the problem with being a very old ex-surfer
The problem only exists in the more mature amongst us, the ones who have long given up surfing for a myriad of reasons: wife, health, geography, blood circulation, strength of will, wealth, substance abuse or just a general disinterest in riding waves because all riding waves is, is just riding waves – the ledger of life has more pressing matters to consider.
After sixty plus years of surfing a melancholy condition at times governs our vision of the breaking sea as we wonder along the shore like a vagrant, bent over, stooped, contemplative, looking for treasures amongst the sea wrack and driftwood piled up against the dunes, ignoring the helter skelter of youth as the rush past on their way to – riding waves.
At these times a man might look up and out to sea to watch the surf, not with any urge to paddle out, those days are long gone, but just to see how the waves are breaking, and it doesn’t matter whether they are big or small, onshore or offshore, hollow or fat, left or right, closing out or peeling – because all we see is their ride-ability. The edge, the barrel, the wall … the stage.

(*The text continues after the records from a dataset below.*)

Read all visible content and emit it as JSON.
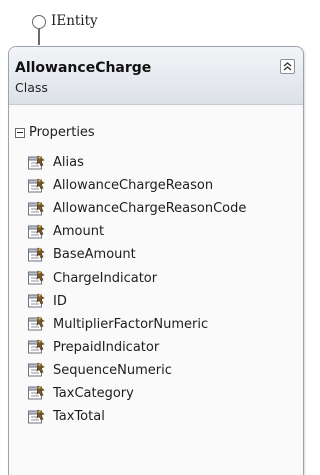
{
  "interface": {
    "name": "IEntity"
  },
  "class": {
    "name": "AllowanceCharge",
    "kind": "Class",
    "compartment_label": "Properties",
    "properties": [
      "Alias",
      "AllowanceChargeReason",
      "AllowanceChargeReasonCode",
      "Amount",
      "BaseAmount",
      "ChargeIndicator",
      "ID",
      "MultiplierFactorNumeric",
      "PrepaidIndicator",
      "SequenceNumeric",
      "TaxCategory",
      "TaxTotal"
    ]
  },
  "icons": {
    "interface": "lollipop-interface-icon",
    "collapse": "chevron-up-double-icon",
    "compartment_toggle": "collapse-minus-icon",
    "property": "property-icon"
  },
  "colors": {
    "border": "#9aa3ae",
    "header_top": "#f2f4f7",
    "header_bottom": "#dde2e8",
    "body": "#fafafa"
  }
}
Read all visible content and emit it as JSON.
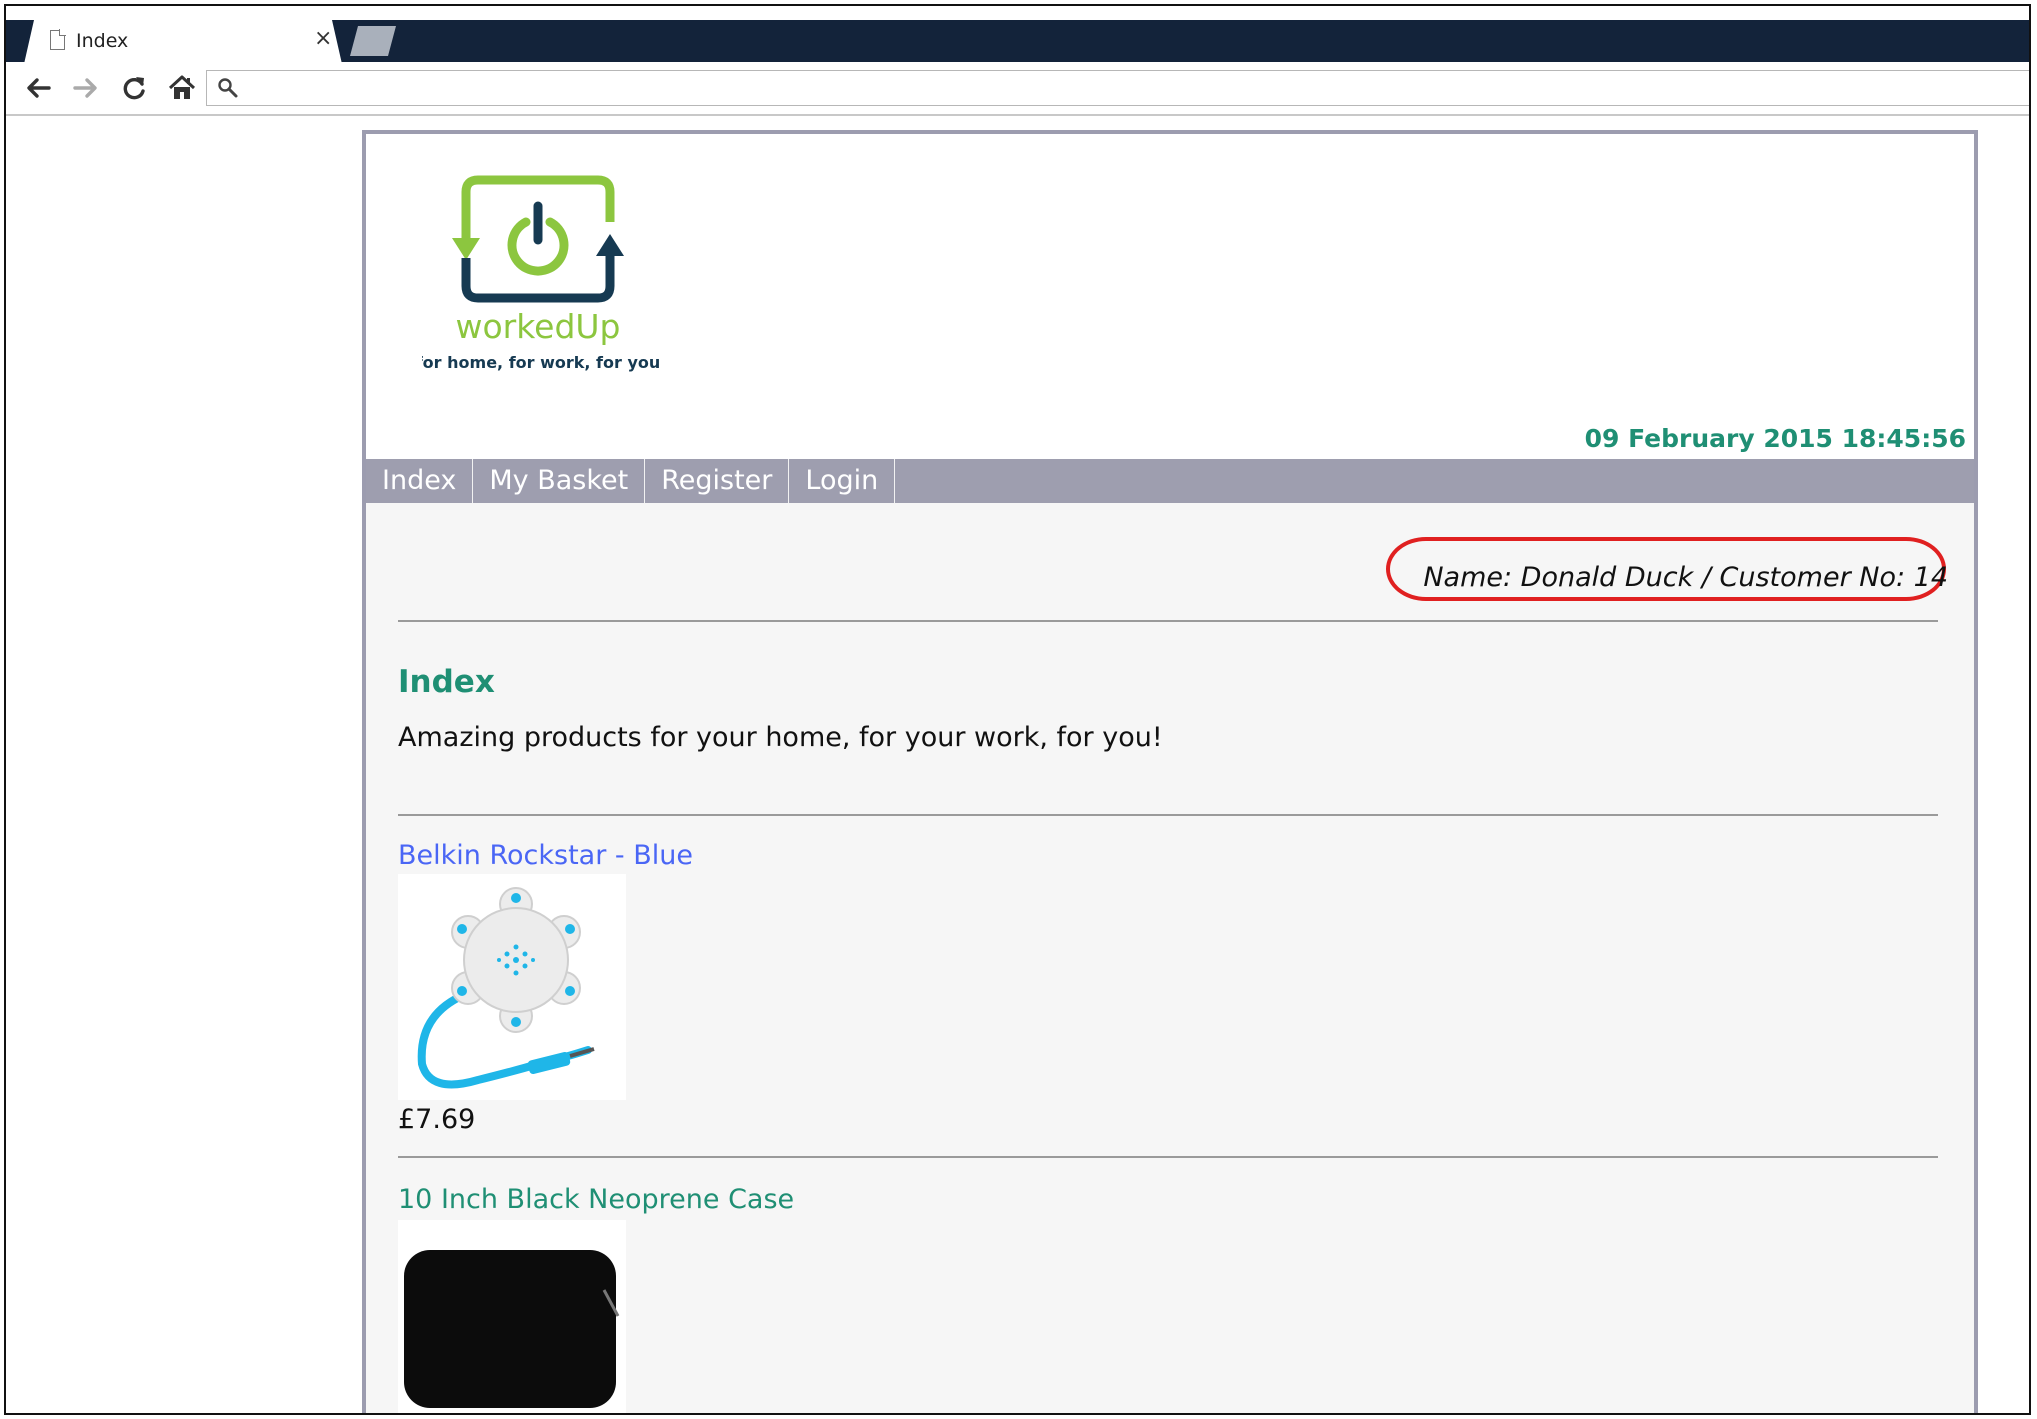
{
  "browser": {
    "tab_title": "Index",
    "close_glyph": "×",
    "address_value": "",
    "address_placeholder": ""
  },
  "site": {
    "brand": "workedUp",
    "tagline": "for home, for work, for you",
    "datetime": "09 February 2015 18:45:56",
    "colors": {
      "accent_teal": "#1f8f74",
      "nav_bg": "#9e9eaf",
      "link_blue": "#4a66f5",
      "logo_green": "#8cc63f",
      "logo_navy": "#163a52",
      "annotation_red": "#e02020"
    }
  },
  "nav": {
    "items": [
      {
        "label": "Index"
      },
      {
        "label": "My Basket"
      },
      {
        "label": "Register"
      },
      {
        "label": "Login"
      }
    ]
  },
  "user": {
    "line": "Name: Donald Duck / Customer No: 14"
  },
  "main": {
    "heading": "Index",
    "intro": "Amazing products for your home, for your work, for you!"
  },
  "products": [
    {
      "title": "Belkin Rockstar - Blue",
      "price": "£7.69",
      "image_icon": "audio-splitter-icon",
      "link_color": "#4a66f5"
    },
    {
      "title": "10 Inch Black Neoprene Case",
      "price": "",
      "image_icon": "laptop-sleeve-icon",
      "link_color": "#1f8f74"
    }
  ]
}
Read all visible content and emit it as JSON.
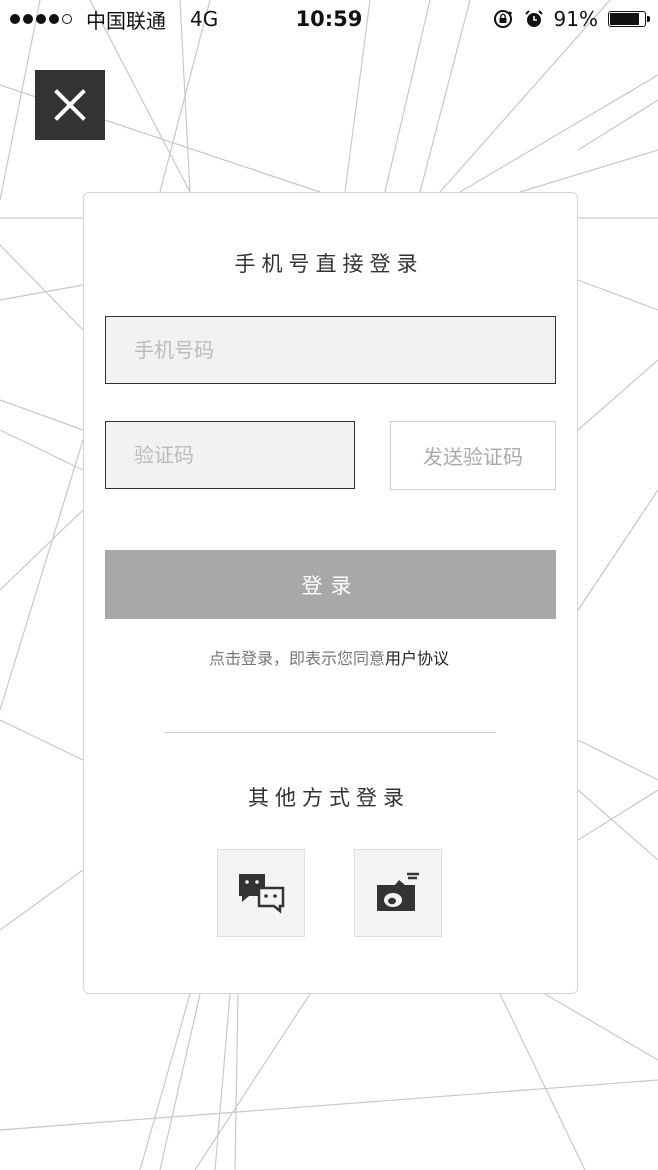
{
  "status_bar": {
    "carrier": "中国联通",
    "network": "4G",
    "time": "10:59",
    "battery_percent": "91%",
    "battery_level": 0.91,
    "signal_strength": 4,
    "signal_max": 5,
    "icons": [
      "rotation-lock-icon",
      "alarm-icon",
      "battery-icon"
    ]
  },
  "close_button": {
    "icon": "close-icon"
  },
  "login_card": {
    "title": "手机号直接登录",
    "phone_placeholder": "手机号码",
    "code_placeholder": "验证码",
    "send_code_label": "发送验证码",
    "login_label": "登录",
    "agreement_prefix": "点击登录，即表示您同意",
    "agreement_link": "用户协议"
  },
  "other_login": {
    "title": "其他方式登录",
    "options": [
      {
        "name": "wechat",
        "icon": "wechat-icon"
      },
      {
        "name": "weibo",
        "icon": "weibo-icon"
      }
    ]
  },
  "colors": {
    "close_bg": "#333333",
    "login_button_bg": "#a8a8a8",
    "input_bg": "#f2f2f2",
    "placeholder": "#bbbbbb"
  }
}
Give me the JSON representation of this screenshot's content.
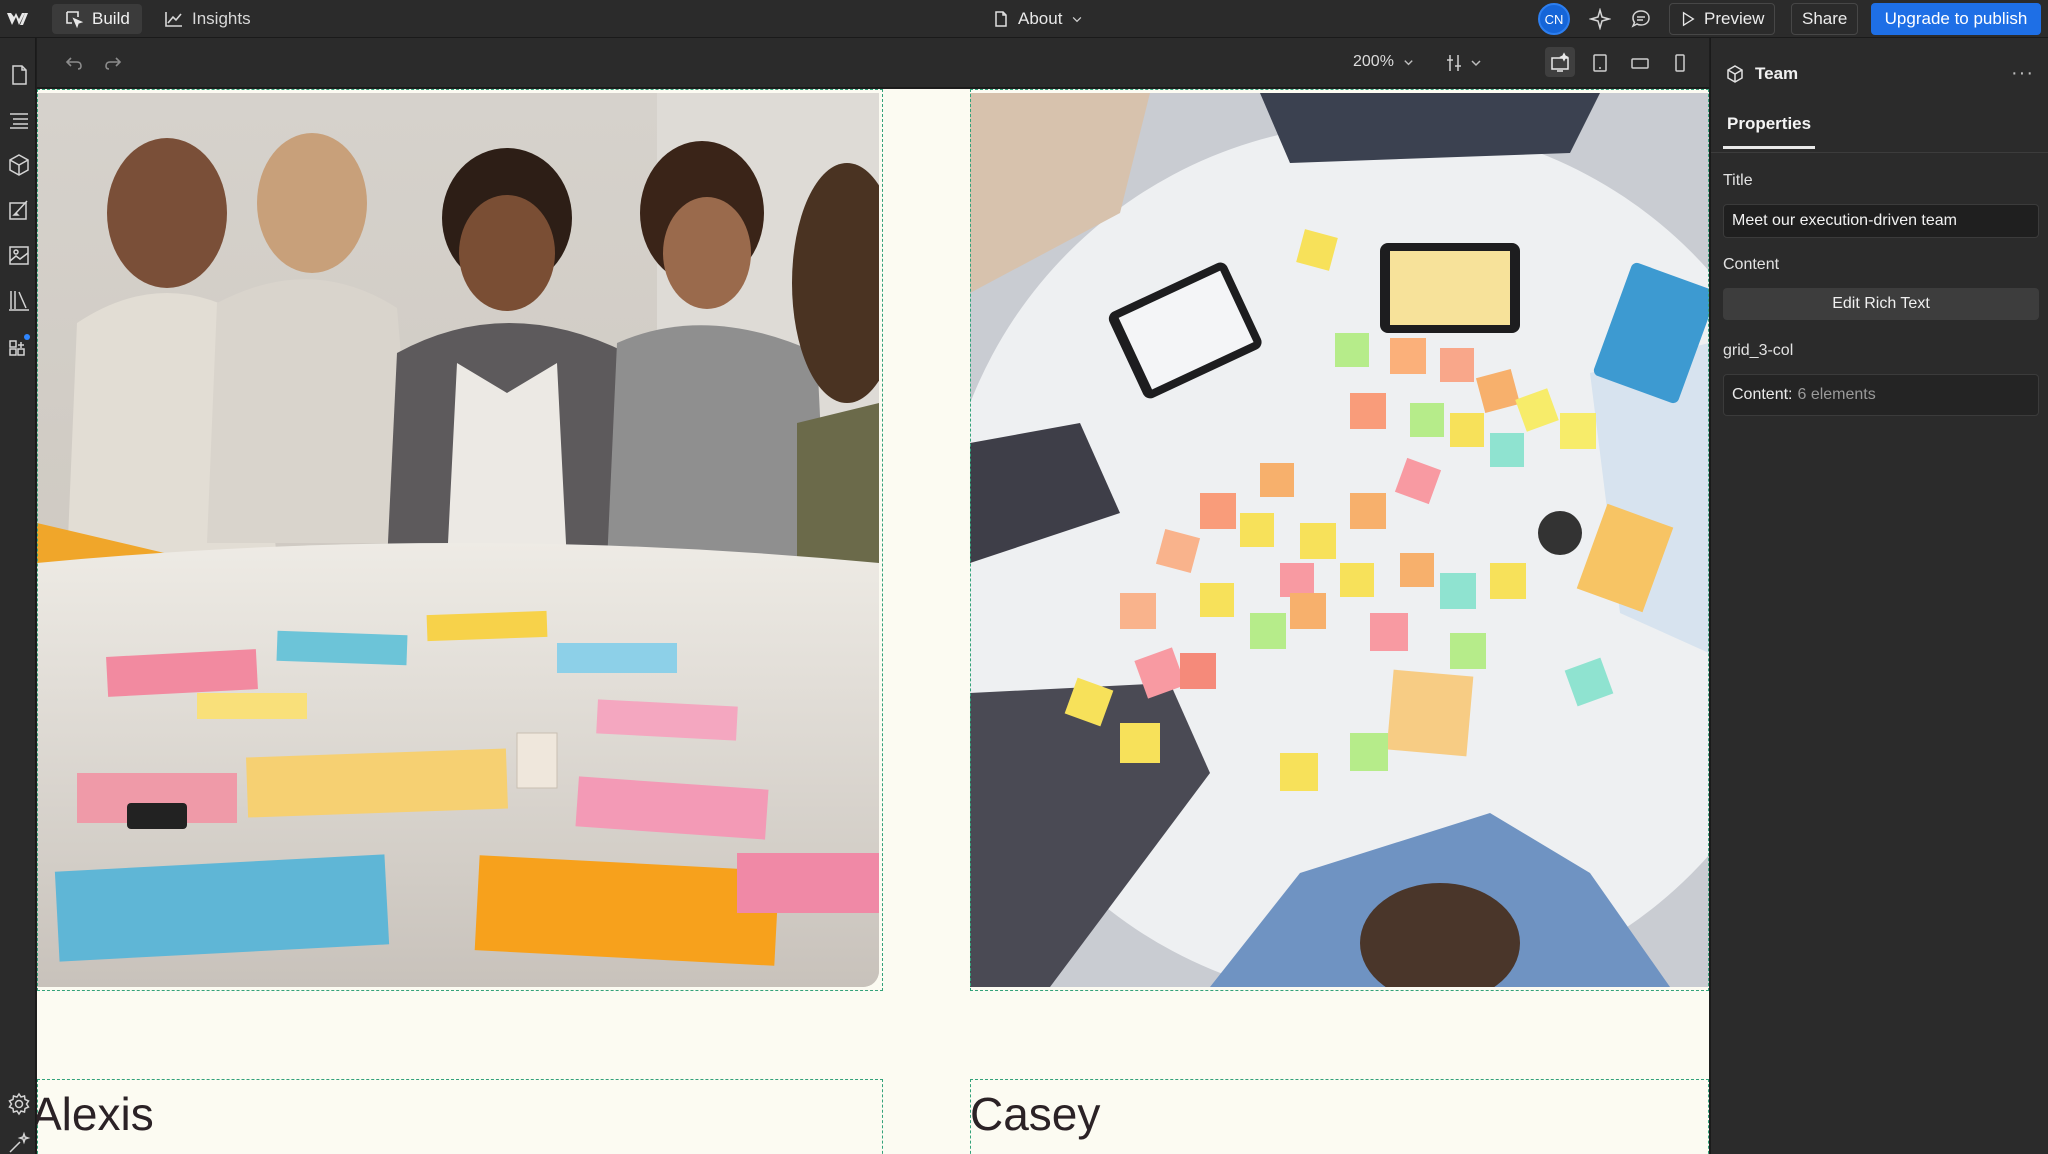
{
  "topbar": {
    "logo_icon": "webflow-logo-icon",
    "tabs": [
      {
        "label": "Build",
        "icon": "cursor-select-icon",
        "active": true
      },
      {
        "label": "Insights",
        "icon": "line-chart-icon",
        "active": false
      }
    ],
    "page_name": "About",
    "avatar_initials": "CN",
    "preview_label": "Preview",
    "share_label": "Share",
    "publish_label": "Upgrade to publish",
    "accent": "#1e6fe6"
  },
  "canvas_toolbar": {
    "zoom": "200%"
  },
  "canvas": {
    "background": "#fcfbf2",
    "cards": [
      {
        "name": "Alexis",
        "image": "team-brainstorm-table-photo"
      },
      {
        "name": "Casey",
        "image": "team-overhead-sticky-notes-photo"
      }
    ]
  },
  "panel": {
    "component_name": "Team",
    "tab": "Properties",
    "title_label": "Title",
    "title_value": "Meet our execution-driven team",
    "content_label": "Content",
    "edit_rich_text_label": "Edit Rich Text",
    "slot_label": "grid_3-col",
    "slot_content_key": "Content:",
    "slot_content_value": "6 elements"
  }
}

Because a wave is not just a wave to a surfer.
We plant our ego on it and imagine speedy lines, deep cover-ups, meaty gouges, sheets of spray. Hoots and whistles from the pack. A magazine pic, a moment’s fame.
Some old boy was fishing at Lighthouse Beach the other day, armed with a ten-foot split-cane rod and ancient bakelite reel, hoping for a bite on the inside channel on the half-tide. So I wandered over with a pile of driftwood in my pocket and stopped by his side,
‘Good waves today, you reckon?’
He turned and looked at me, then out the back.
‘I don’t really know, mate, I’m just here for the fish.’
A joy to read Pete. I neither surf nor fish, but I know a bit about planting egos.
Thanks John, just as well the few friends I have left have a robust sense of humour.
Pour yourself a beer and have a good evening. I’m off to get breakfast… 🙃
Pete you’ve hit the nail on the head again about staring out to sea and watching the waves. How many times my wife has said to me “how long can you just stand there looking at the surf?” I told her I can never get enough. As many times as I tell her and others that haven’t surfed, they’ll never get it. I love watching the surf for all the reasons you stated above. Your fisherman, he’ll never ever get it either because he never surfed. Stuck in Arizona this year because of Covid I can’t get to Hawaii to stand and watch the waves. Guess I’ll just sit in my office at look at old surfing pictures on my wall! Thanks again for the memories Pete. Spot on mate!
Onya Mike ..
Mike Bennett- I hope in your Arizona Dreamtime you are able to picture a powerful surge of water coming around the point at Ben Buckler with only the brave and foolish taking up the challenge- best wishes from Bondi. Keep well.
Terry, still dreaming mate that’s the good news! Got the Covid two months ago and survived. So…I can still dream of the one big day at Ben Buckler when I was very young and foolish, or should I say stupid. Survived that too! To all my Aussie friends, be careful and be safe. Thanks for the good wishes mate!
On a recent trip down South I came to the conclusion “ looking out to the surf”is an honourable past time – sadly, after heading out to conquer a 2 ft wave and feeling my hip pop as I straddled the plank a young grom ( once called a gremmie) paddled over and asked..”Are ya Ok Mister”. I retreated to the shoreline, but was further embarrassed when the first song I heard on the car radio was …” Yesterday’s Hero”. It ain’t much fun being over the hill!!! Watching the surf roll in seems to be the way forward!!! Sadly, there’s no going back.
Keep well Boys.
You know what hurts? Seeing an ocean going yacht heading out to sea with a couple of young tow-heads handling the sails and half a dozen boards bagged up and tied to the boat’s rail …. Heading to Tahiti, or Hawaii, maybe Indo … be back in a year or two.